***** Data shown

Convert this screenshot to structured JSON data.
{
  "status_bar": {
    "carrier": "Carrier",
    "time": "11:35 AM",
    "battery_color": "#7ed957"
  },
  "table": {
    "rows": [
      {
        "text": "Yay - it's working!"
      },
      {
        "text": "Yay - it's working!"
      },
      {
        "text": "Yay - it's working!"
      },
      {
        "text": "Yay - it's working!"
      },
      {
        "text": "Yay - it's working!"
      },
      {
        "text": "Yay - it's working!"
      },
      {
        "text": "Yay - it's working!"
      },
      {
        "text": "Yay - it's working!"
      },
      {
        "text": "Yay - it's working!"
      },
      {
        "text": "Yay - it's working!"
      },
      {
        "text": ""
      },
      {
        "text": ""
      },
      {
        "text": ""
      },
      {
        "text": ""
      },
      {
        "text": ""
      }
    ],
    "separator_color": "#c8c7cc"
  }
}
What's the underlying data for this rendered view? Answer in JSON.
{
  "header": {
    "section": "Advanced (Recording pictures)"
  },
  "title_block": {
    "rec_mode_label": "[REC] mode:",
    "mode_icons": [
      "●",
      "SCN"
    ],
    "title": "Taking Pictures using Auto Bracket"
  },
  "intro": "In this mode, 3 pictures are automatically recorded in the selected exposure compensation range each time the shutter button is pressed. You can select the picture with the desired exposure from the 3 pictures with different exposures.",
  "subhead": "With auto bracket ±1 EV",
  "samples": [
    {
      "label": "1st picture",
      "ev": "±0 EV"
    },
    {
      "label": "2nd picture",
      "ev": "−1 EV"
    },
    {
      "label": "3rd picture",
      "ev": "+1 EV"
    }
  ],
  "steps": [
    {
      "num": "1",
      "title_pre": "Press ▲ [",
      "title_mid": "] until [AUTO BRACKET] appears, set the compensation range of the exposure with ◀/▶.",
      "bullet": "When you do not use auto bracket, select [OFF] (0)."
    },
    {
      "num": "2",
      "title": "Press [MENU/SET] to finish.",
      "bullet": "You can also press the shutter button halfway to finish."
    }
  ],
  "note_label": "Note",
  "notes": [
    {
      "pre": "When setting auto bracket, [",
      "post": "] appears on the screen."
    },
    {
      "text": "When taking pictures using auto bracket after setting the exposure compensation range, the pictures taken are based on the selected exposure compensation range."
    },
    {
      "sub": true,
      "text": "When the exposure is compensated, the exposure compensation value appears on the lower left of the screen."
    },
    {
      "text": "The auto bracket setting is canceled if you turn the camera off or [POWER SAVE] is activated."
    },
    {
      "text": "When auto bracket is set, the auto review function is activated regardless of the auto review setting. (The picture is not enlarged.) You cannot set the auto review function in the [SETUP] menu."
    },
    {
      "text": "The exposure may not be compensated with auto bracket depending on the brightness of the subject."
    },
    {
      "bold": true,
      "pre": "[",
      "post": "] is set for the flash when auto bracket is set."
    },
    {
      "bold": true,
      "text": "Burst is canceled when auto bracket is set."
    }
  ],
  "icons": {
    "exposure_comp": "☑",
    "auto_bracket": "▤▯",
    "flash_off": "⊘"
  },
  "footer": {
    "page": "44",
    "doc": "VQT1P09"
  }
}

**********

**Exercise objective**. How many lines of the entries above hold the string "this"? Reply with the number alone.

**Your solution**. 3